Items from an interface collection
-- Opening Marker --

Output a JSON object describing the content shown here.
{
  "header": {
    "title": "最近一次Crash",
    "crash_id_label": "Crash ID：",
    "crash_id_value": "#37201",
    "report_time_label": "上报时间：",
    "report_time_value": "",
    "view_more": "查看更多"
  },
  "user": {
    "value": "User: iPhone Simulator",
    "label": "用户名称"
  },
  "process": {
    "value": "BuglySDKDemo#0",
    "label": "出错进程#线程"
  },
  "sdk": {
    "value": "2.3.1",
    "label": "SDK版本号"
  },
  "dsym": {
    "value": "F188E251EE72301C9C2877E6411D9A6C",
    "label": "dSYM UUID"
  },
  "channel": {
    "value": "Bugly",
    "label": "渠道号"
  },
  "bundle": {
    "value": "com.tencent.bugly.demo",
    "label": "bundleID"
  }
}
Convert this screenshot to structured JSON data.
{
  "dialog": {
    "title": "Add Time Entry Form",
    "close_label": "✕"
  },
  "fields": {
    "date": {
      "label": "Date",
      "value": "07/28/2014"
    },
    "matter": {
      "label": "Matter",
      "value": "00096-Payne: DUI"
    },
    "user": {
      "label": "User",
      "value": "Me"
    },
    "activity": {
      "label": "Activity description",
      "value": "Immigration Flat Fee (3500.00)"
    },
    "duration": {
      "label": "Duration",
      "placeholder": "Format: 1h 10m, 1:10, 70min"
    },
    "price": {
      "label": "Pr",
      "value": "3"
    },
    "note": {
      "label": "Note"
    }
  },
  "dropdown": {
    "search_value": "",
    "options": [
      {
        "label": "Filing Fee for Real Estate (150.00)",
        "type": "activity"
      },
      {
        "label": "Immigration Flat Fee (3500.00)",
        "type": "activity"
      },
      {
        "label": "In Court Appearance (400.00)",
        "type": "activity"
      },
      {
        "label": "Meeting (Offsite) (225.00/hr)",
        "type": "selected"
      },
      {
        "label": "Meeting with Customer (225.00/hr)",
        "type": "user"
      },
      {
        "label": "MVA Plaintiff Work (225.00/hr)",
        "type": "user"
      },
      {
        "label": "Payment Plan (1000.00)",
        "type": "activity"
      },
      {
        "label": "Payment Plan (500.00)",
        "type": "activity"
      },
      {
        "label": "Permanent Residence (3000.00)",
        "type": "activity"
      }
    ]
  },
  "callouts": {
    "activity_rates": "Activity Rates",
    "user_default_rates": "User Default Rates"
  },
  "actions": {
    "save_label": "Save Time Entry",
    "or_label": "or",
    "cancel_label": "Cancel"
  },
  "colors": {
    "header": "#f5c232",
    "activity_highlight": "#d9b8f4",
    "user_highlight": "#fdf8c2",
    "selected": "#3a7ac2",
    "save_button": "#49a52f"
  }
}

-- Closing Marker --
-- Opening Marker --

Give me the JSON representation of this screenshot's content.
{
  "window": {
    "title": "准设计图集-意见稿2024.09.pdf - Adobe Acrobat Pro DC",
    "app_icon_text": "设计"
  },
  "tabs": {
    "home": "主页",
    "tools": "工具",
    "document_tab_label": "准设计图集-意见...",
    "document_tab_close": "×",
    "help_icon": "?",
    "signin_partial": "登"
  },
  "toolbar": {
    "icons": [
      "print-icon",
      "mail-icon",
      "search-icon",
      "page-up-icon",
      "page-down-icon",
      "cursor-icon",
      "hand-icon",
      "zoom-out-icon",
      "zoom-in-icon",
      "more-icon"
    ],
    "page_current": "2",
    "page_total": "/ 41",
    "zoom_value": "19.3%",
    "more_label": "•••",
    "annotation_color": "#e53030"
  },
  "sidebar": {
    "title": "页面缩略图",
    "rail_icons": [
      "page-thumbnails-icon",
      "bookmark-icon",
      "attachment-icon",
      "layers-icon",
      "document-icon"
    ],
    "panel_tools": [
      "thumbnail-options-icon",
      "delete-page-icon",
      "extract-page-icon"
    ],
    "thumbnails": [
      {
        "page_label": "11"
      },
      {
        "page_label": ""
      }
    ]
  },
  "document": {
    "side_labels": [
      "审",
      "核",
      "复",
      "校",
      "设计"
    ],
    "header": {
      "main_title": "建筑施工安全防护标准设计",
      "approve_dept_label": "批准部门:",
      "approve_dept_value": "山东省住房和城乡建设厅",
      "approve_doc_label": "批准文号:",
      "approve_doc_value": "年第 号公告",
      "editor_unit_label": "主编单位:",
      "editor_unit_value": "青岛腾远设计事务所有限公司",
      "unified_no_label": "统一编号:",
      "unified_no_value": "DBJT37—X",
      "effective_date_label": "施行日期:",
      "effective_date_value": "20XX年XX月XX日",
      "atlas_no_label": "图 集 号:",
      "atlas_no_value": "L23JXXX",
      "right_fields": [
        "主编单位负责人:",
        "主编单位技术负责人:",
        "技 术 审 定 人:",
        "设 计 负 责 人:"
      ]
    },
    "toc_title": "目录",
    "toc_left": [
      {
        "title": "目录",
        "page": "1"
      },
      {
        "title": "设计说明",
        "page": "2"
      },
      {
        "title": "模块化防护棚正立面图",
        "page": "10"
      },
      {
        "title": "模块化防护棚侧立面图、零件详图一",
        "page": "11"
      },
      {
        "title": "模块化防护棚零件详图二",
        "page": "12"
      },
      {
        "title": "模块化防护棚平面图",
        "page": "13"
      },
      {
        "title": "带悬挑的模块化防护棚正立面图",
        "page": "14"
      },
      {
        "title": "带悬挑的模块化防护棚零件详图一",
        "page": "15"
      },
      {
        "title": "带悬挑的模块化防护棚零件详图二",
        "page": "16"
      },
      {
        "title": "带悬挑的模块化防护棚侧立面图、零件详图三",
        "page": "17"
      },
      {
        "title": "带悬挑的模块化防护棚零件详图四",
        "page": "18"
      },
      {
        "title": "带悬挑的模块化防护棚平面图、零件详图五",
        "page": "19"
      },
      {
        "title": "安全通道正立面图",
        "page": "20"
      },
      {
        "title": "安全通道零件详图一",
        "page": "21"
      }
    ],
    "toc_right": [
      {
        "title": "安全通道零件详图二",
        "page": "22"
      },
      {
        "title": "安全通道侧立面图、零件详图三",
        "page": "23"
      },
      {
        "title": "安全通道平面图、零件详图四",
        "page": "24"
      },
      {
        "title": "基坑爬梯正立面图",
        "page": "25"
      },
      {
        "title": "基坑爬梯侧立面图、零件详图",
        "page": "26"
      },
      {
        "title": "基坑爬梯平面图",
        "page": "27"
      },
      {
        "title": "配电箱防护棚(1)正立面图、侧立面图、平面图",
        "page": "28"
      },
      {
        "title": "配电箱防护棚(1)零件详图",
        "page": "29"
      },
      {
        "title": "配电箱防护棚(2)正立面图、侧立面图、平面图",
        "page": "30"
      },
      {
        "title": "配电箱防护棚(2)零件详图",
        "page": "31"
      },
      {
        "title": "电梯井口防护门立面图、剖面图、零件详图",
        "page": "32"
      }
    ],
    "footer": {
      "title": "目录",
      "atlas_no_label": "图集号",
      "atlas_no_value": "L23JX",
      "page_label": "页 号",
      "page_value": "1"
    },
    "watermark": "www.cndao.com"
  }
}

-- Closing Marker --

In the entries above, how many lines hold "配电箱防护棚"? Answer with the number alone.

- Answer to this task
4